But despite the increased availability of methods and technologies that support higher output, intensification remains a complex and costly undertaking, according to Paul Cashen, PhD, a consultant at Sartorius Stedim Biotech.

“Generally, cost of implementation and deciding what approach is best for their own process can be considered the key challenges,” he says. “There is no one-size-fits-all approach to process and implementation of these methodologies which should be directly linked to the type of improvements that need to be made, such as time savings, facility footprint reduction, or increased productivity.

“Process intensification comes with increased system and technology complexity, necessitating higher upfront CAPEX investment. Therefore, companies need to ensure they are implementing the correct strategy for their process to prevent over-investment in terms of time, money, and labor,” Cashen says.

Strategic process intensification

Intensification strategies should be based on data, says Louis Crowley, PhD, technical manager of separations technology at Sartorius Stedim North America who—with Cashen and colleague Martin Lobedann, PhD, process technology manager at Sartorius Stedim Biotech—analyzed industry efforts to increase output in a recent study.

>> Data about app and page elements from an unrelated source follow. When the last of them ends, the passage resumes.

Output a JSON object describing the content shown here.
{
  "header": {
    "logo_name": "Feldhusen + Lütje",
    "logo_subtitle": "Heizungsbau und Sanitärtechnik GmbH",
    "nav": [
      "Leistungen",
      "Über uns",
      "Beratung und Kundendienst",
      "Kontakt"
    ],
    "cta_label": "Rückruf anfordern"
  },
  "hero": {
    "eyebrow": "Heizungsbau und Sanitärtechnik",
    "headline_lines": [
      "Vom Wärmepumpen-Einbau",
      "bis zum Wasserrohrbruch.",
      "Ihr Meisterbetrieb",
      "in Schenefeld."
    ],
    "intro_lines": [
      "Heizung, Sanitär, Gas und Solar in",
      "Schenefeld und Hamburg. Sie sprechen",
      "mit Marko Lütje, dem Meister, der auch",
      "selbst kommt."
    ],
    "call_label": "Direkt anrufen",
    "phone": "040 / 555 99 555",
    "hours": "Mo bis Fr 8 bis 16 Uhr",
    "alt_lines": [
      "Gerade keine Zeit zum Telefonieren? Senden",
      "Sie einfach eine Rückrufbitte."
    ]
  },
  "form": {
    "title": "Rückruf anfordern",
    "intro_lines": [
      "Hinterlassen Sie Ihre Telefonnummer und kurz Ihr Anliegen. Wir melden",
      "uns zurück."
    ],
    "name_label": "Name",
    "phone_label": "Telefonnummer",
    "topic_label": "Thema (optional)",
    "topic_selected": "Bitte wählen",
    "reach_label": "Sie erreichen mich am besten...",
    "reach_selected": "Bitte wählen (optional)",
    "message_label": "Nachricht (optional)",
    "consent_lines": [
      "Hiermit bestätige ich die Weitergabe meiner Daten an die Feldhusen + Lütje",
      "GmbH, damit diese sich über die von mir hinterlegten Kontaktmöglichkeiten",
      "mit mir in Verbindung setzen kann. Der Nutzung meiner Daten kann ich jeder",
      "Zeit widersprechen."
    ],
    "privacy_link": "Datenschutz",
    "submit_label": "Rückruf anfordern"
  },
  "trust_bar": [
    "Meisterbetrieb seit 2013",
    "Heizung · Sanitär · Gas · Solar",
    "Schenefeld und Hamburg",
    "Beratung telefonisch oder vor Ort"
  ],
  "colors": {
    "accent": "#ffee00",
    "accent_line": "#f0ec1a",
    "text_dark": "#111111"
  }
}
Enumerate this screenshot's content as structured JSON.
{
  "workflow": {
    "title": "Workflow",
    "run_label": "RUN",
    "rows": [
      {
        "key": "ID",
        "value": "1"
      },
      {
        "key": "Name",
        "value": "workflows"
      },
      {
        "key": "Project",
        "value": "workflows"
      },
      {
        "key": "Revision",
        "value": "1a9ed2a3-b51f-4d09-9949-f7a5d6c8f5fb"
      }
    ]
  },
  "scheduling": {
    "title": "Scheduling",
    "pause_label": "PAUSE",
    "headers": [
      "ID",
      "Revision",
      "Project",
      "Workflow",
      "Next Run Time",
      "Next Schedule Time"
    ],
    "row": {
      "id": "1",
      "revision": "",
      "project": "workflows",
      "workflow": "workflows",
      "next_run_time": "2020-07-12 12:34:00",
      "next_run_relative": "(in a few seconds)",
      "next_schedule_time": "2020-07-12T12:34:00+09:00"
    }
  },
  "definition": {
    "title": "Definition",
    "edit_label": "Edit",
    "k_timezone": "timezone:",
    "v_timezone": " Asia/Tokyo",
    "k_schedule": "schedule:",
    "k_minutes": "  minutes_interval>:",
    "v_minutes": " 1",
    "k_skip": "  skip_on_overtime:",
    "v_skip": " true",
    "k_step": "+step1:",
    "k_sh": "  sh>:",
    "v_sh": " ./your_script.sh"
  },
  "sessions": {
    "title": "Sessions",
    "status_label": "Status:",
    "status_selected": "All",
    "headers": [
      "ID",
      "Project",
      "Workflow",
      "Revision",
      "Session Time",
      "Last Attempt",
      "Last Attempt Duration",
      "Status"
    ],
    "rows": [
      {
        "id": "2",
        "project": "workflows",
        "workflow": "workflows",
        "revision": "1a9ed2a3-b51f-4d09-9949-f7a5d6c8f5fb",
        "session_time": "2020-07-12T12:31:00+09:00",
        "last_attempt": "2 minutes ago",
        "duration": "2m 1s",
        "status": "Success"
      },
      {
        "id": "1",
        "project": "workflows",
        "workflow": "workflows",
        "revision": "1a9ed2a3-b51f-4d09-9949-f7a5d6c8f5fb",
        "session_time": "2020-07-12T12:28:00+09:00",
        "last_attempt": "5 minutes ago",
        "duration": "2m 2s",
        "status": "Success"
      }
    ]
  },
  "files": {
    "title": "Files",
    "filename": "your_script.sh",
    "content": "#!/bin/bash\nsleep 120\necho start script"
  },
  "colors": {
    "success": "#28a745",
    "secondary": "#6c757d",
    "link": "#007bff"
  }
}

“The ideal approach begins with modeling. Initially, the focus should be on each step of a process in turn—the level 1 approach—followed by an examination of how those steps connect—which is level 2,” Crowley says.

He cites chromatography as an example, explaining, “The capture step is generally a higher cost step because it involves Protein A, an oligo for mRNA, or even a custom ligand. Within this step, you have multiple options. You may move to sequential multi-column chromatography with a system capable of performing the operation.

“Alternatively, you may move toward membrane chromatography and rapid cycling. Either way, you are concentrating on a single step where you can focus on optimization in line with your process intensification goals. At level 2, in contrast, you are looking at how to optimize the connection between optimized systems,” he says.

For co-author Lobedann, this stepwise approach is key. “Once optimization targets have been identified, these can be realized in a stepwise approach by intensifying single unit operation. Here also process development and characterization need to be included, in case different critical parameters are identified compared to a traditional batch downstream processing,” Lobedann says.

Previous articleDigital Twin Approach Triples Productivity for Lyophilization
Next articleImproving Cell Therapy Supply Chains